The series’ second Japanese music clip is even goofier than the first. I was a sucker for this one from the start because the cute little pop song that leads the film prominently features glockenspiel. Add to that the Crayola colors, the backgrounds made of crumpled construction paper, and the loose and stretchy character design with biiig round mouths that just can’t help but sing along to the (instrumental) tune, and you’ve got a mad two-minute sugar rush of music and movement.
LONELY BONES (France/Netherlands, dir. Rosto)
Surreal, hallucinatory and madly inventive, this makes David Lynch look like Jim Henson. LONELY BONES would have been my favorite short of the night had it not scared the crap out of me and everyone around me. This is the stuff nightmares are made of. Or it may just be a total nightmare. It seems to be a Faustian parable, at least. A terrified man must return a briefcase to the depths, but in exchange for what? To send away the marauding ghouls with burlap-sack faces? It’s hard to say exactly what’s going on, but is it ever effective. Rosto achieves so many neat effects with this short–live-action mixed with animation, shape-shifting demons, a noir cityscape that literally drips with evil–that you’ll need to keep an eye out for that name.
BLESS YOU (Canada, dir. David Barlow-Krelina)
First thing’s first: the dingy, urban, fish-eyed animation style here is really fun to look at because you’ve never seen anything like it before. Secondly, you have to admire an animated short that looks this detailed and amazing, and then spends the vast majority of its running time and kinetic energy on the set-up to a single, dumb joke. That the punchline totally works is all to its credit.
BUT MILK IS IMPORTANT (Norway, dir. Eirik Gronmo Bjornsen & Anna Mantzaris)
A recluse’s worst anxieties suddenly personify themselves as a giant fluffy creature that won’t leave the poor guy alone. Don’t worry, he’s here to help. The programmers deserve praise for placing this one last. Out of the 11 shorts, BUT MILK IS IMPORTANT does the most to demonstrate all that animation can do effectively. It creates a sympathetic character, shows us his world, challenges him dramatically, and leaves us feeling like we took part in the journey. There’s even–gasp!–some well-placed dialogue here, not to mention quirky claymation design, tight storytelling, and an uplifting resolution.
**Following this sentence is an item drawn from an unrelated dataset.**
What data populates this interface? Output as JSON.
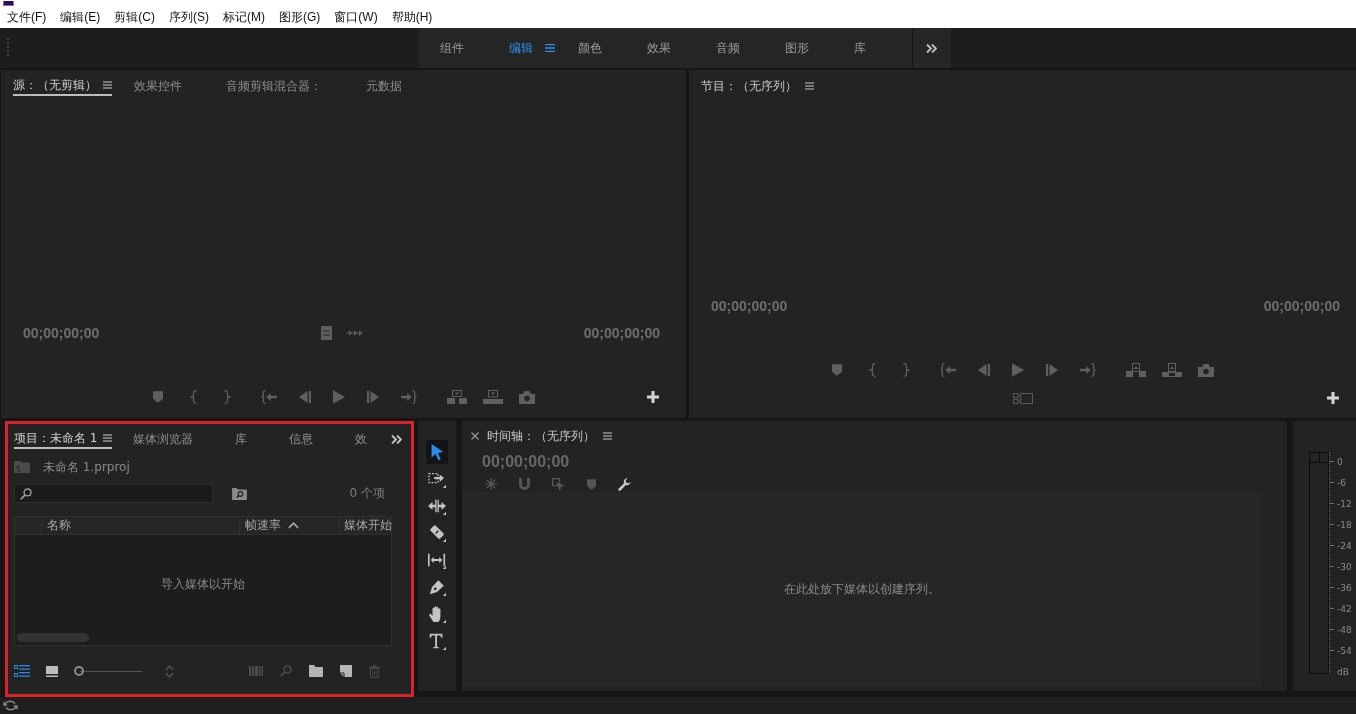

Best of the Ottawa International Animation Film Festival 2013
Saturday, January 18th & Sunday, January 19th, 3:00pm
Institute of Contemporary Art, Barbara Lee Theater (100 Northern Ave., Boston, MA 02210)
$5 members & students